(Collection entries)
○ ○ ○
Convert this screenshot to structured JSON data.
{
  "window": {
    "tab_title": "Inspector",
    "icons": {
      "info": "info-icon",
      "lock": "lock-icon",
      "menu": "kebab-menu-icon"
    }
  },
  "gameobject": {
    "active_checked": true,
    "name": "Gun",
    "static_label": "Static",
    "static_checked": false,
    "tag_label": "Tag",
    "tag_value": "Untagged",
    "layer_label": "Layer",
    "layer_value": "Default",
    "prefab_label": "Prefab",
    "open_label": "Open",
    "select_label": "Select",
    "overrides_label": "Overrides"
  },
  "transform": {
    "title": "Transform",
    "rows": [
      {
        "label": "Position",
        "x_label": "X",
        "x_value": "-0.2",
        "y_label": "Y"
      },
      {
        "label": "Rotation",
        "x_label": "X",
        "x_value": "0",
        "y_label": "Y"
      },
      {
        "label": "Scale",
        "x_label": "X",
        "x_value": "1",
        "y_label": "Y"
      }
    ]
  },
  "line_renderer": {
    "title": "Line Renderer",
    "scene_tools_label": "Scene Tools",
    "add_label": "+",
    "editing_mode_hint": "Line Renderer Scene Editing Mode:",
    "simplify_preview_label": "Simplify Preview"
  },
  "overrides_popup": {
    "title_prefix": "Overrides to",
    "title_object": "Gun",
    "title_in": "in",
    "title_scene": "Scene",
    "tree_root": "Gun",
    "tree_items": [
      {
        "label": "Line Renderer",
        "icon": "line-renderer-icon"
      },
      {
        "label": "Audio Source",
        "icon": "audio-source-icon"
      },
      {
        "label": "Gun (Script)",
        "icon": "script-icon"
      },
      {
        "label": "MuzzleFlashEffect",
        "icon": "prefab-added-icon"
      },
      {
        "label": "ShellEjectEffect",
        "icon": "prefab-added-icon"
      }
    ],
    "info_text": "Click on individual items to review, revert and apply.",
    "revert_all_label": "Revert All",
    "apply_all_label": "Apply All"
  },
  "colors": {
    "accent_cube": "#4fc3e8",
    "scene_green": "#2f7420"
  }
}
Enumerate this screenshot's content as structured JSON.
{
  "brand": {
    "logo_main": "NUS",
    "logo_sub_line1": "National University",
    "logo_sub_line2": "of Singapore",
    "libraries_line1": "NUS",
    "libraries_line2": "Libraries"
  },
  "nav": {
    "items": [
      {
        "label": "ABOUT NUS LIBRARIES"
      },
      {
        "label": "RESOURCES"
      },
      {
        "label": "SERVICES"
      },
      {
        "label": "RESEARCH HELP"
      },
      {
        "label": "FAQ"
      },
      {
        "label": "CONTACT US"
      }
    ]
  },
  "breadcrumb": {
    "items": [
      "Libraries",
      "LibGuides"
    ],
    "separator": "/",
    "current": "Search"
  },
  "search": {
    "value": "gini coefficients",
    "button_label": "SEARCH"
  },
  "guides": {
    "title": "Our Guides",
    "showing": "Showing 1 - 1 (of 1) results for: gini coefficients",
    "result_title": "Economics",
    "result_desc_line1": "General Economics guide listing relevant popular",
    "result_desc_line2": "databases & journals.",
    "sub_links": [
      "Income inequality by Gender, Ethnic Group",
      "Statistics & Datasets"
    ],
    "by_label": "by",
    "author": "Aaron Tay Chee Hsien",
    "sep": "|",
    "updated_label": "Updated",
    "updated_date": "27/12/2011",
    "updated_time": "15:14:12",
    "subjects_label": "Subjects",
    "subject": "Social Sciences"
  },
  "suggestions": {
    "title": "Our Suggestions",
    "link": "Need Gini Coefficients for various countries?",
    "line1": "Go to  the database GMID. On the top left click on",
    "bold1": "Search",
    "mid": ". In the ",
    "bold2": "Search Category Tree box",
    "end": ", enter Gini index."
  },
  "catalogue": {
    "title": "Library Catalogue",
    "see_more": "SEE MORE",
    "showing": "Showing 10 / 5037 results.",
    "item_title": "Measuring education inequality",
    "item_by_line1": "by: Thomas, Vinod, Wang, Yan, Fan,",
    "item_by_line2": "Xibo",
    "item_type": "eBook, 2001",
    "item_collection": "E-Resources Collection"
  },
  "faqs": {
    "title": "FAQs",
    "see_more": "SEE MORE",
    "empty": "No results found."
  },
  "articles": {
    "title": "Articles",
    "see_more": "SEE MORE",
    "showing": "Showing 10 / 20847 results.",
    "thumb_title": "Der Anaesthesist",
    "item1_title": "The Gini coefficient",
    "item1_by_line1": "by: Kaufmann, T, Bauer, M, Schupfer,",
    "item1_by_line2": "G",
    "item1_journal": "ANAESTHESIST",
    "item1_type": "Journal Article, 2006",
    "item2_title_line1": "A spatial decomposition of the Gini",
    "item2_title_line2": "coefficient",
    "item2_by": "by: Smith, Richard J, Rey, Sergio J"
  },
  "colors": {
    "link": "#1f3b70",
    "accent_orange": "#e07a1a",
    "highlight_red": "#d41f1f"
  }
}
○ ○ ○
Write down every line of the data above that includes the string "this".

Convert this screenshot to structured JSON data.
Enumerate this screenshot's content as structured JSON.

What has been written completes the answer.